Christian Brodbeck, Liina Pylkkänen

Research output: Contribution to journalArticle

Abstract

A critical component of comprehending language in context is identifying the entities that individual linguistic expressions refer to. While previous research has shown that language comprehenders resolve reference quickly and incrementally, little is currently known about the neural basis of successful reference resolution. Using source localized MEG, we provide evidence across 3 experiments and 2 languages that successful reference resolution in simple visual displays is associated with increased activation in the medial parietal lobe. In each trial, participants saw a simple visual display containing three objects which constituted the referential domain. Target referential expressions were embedded in questions about the displays. By varying the displays, we manipulated referential status while keeping the linguistic expressions constant. Follow-up experiments addressed potential interactions of reference resolution with linguistic predictiveness and pragmatic plausibility. Notably, we replicated the effect in Arabic, a language that differs in a structurally informative way from English while keeping referential aspects parallel to our two English studies. Distributed minimum norm estimates of MEG data consistently indicated that reference resolution is associated with increased activity in the medial parietal lobe. With one exception, the timing of the onset of the medial parietal response fell into a mid-latency time-window at 350–500 ms after the onset of the resolving word. Through concurrent EEG recordings on a subset of subjects we also describe the EEG topography of the effect of reference resolution, which makes the result available for comparison with a larger existing literature. Our results extend previous reports that medial parietal lobe is involved in referential language processing, indicating that it is relevant for reference resolution to individual referents, and suggests avenues for future research.

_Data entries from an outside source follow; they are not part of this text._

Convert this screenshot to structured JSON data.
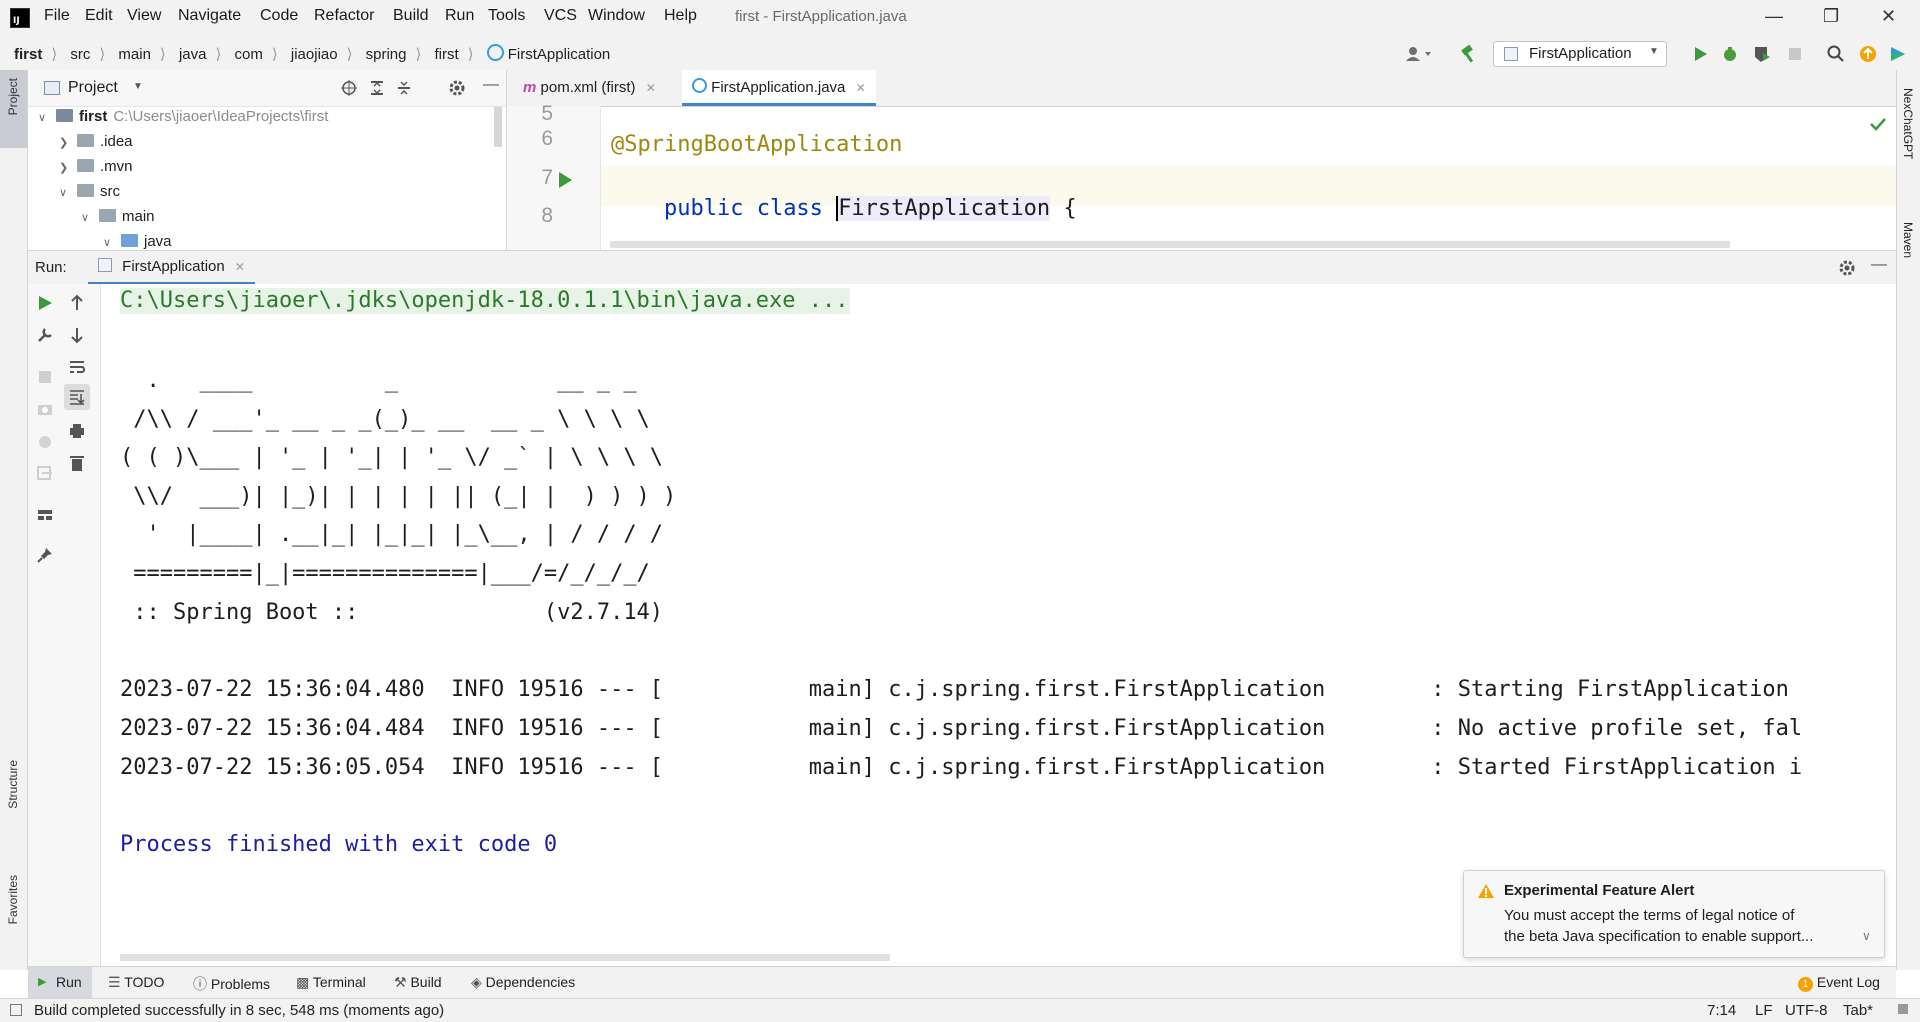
{
  "window": {
    "title": "first - FirstApplication.java"
  },
  "menu": {
    "items": [
      "File",
      "Edit",
      "View",
      "Navigate",
      "Code",
      "Refactor",
      "Build",
      "Run",
      "Tools",
      "VCS",
      "Window",
      "Help"
    ]
  },
  "breadcrumb": {
    "items": [
      "first",
      "src",
      "main",
      "java",
      "com",
      "jiaojiao",
      "spring",
      "first",
      "FirstApplication"
    ]
  },
  "toolbar": {
    "run_config": "FirstApplication"
  },
  "left_strip": {
    "project_tab": "Project",
    "structure_tab": "Structure",
    "favorites_tab": "Favorites"
  },
  "right_strip": {
    "nexchatgpt_tab": "NexChatGPT",
    "maven_tab": "Maven"
  },
  "project_panel": {
    "title": "Project",
    "root_name": "first",
    "root_path": "C:\\Users\\jiaoer\\IdeaProjects\\first",
    "nodes": [
      ".idea",
      ".mvn",
      "src",
      "main",
      "java"
    ]
  },
  "editor": {
    "tabs": [
      "pom.xml (first)",
      "FirstApplication.java"
    ],
    "active_tab": "FirstApplication.java",
    "line_numbers": [
      "5",
      "6",
      "7",
      "8"
    ],
    "annotation": "@SpringBootApplication",
    "code_keywords": "public class",
    "class_name": "FirstApplication",
    "brace": "{"
  },
  "run_panel": {
    "label": "Run:",
    "tab": "FirstApplication",
    "command": "C:\\Users\\jiaoer\\.jdks\\openjdk-18.0.1.1\\bin\\java.exe ...",
    "banner": [
      "  .   ____          _            __ _ _",
      " /\\\\ / ___'_ __ _ _(_)_ __  __ _ \\ \\ \\ \\",
      "( ( )\\___ | '_ | '_| | '_ \\/ _` | \\ \\ \\ \\",
      " \\\\/  ___)| |_)| | | | | || (_| |  ) ) ) )",
      "  '  |____| .__|_| |_|_| |_\\__, | / / / /",
      " =========|_|==============|___/=/_/_/_/",
      " :: Spring Boot ::              (v2.7.14)"
    ],
    "logs": [
      "2023-07-22 15:36:04.480  INFO 19516 --- [           main] c.j.spring.first.FirstApplication        : Starting FirstApplication",
      "2023-07-22 15:36:04.484  INFO 19516 --- [           main] c.j.spring.first.FirstApplication        : No active profile set, fal",
      "2023-07-22 15:36:05.054  INFO 19516 --- [           main] c.j.spring.first.FirstApplication        : Started FirstApplication i"
    ],
    "exit_message": "Process finished with exit code 0"
  },
  "notification": {
    "title": "Experimental Feature Alert",
    "line1": "You must accept the terms of legal notice of",
    "line2": "the beta Java specification to enable support..."
  },
  "bottom_tabs": [
    "Run",
    "TODO",
    "Problems",
    "Terminal",
    "Build",
    "Dependencies"
  ],
  "event_log": {
    "label": "Event Log",
    "count": "1"
  },
  "status_bar": {
    "message": "Build completed successfully in 8 sec, 548 ms (moments ago)",
    "position": "7:14",
    "line_ending": "LF",
    "encoding": "UTF-8",
    "indent": "Tab*"
  },
  "colors": {
    "accent": "#4083c9",
    "run_green": "#3c9a3c",
    "annotation": "#9e880d",
    "keyword": "#0033b3",
    "exit_blue": "#1e1e9e"
  }
}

Original languageEnglish (US)
Pages (from-to)447-460
Number of pages14
JournalNeuroImage
Volume147
DOIs
StatePublished - Feb 15 2017

    Fingerprint

Keywords

  • EEG
  • MEG
  • Reference resolution
  • Sentence comprehension
  • Visual short-term memory

ASJC Scopus subject areas

  • Neurology
  • Cognitive Neuroscience

Cite this